Task goal:
What you return should match the material below line for line, except that no image appears in it.
· · · ·
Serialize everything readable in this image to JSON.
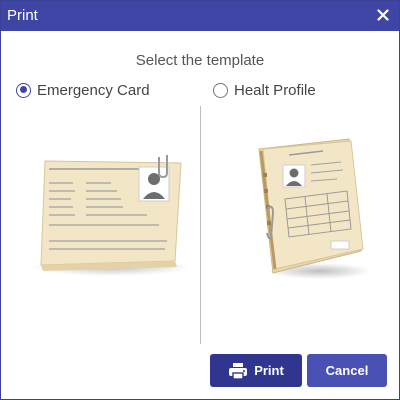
{
  "titlebar": {
    "title": "Print",
    "close_icon": "close-icon"
  },
  "heading": "Select the template",
  "options": [
    {
      "label": "Emergency Card",
      "selected": true
    },
    {
      "label": "Healt Profile",
      "selected": false
    }
  ],
  "buttons": {
    "print_label": "Print",
    "print_icon": "printer-icon",
    "cancel_label": "Cancel"
  },
  "colors": {
    "accent": "#3e45a4",
    "print_button": "#303690",
    "cancel_button": "#4a51b5",
    "card": "#f1e2be"
  }
}
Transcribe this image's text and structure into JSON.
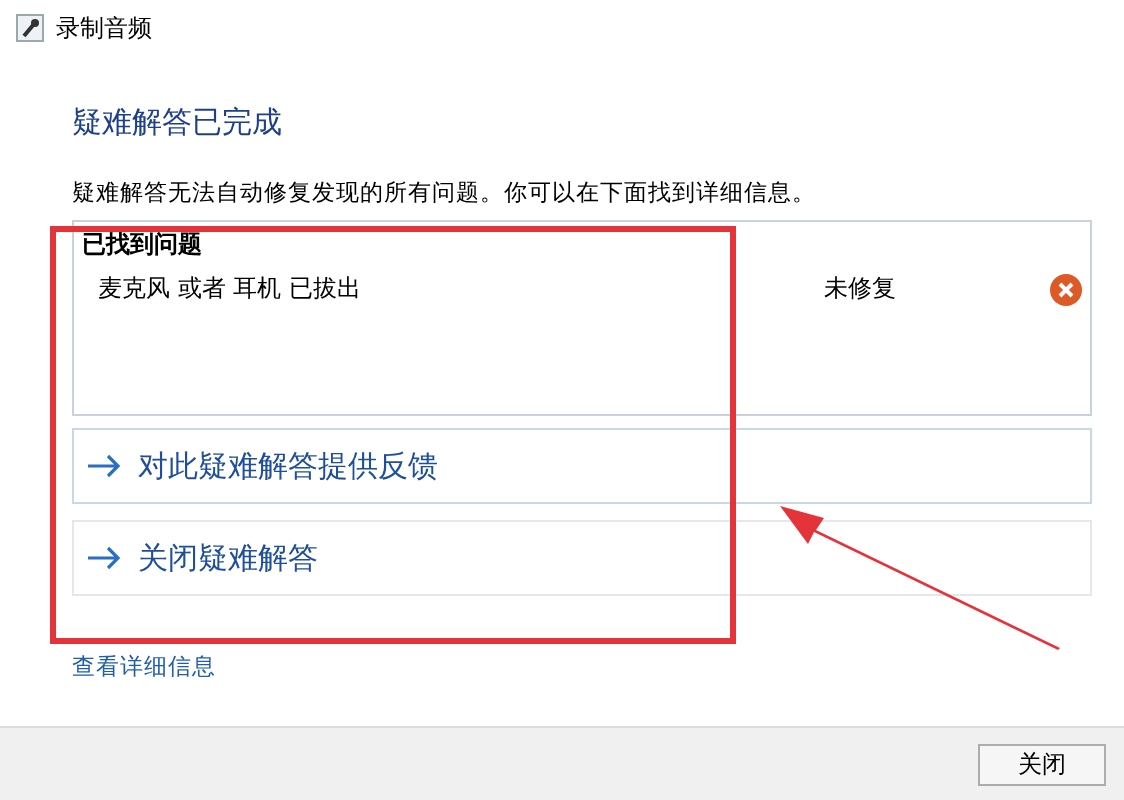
{
  "window": {
    "title": "录制音频"
  },
  "heading": "疑难解答已完成",
  "description": "疑难解答无法自动修复发现的所有问题。你可以在下面找到详细信息。",
  "issues_panel": {
    "title": "已找到问题",
    "issues": [
      {
        "name": "麦克风 或者 耳机 已拔出",
        "status": "未修复",
        "fixed": false
      }
    ]
  },
  "actions": [
    {
      "label": "对此疑难解答提供反馈"
    },
    {
      "label": "关闭疑难解答"
    }
  ],
  "details_link": "查看详细信息",
  "buttons": [
    "关闭"
  ]
}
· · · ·
Response below:
Serialize everything readable in this image to JSON.
{
  "titlebar": {
    "title": "Print",
    "close_icon": "close-icon"
  },
  "heading": "Select the template",
  "options": [
    {
      "label": "Emergency Card",
      "selected": true
    },
    {
      "label": "Healt Profile",
      "selected": false
    }
  ],
  "buttons": {
    "print_label": "Print",
    "print_icon": "printer-icon",
    "cancel_label": "Cancel"
  },
  "colors": {
    "accent": "#3e45a4",
    "print_button": "#303690",
    "cancel_button": "#4a51b5",
    "card": "#f1e2be"
  }
}
Transcribe this image's text and structure into JSON.
{
  "window": {
    "title": "录制音频"
  },
  "heading": "疑难解答已完成",
  "description": "疑难解答无法自动修复发现的所有问题。你可以在下面找到详细信息。",
  "issues_panel": {
    "title": "已找到问题",
    "issues": [
      {
        "name": "麦克风 或者 耳机 已拔出",
        "status": "未修复",
        "fixed": false
      }
    ]
  },
  "actions": [
    {
      "label": "对此疑难解答提供反馈"
    },
    {
      "label": "关闭疑难解答"
    }
  ],
  "details_link": "查看详细信息",
  "buttons": [
    "关闭"
  ]
}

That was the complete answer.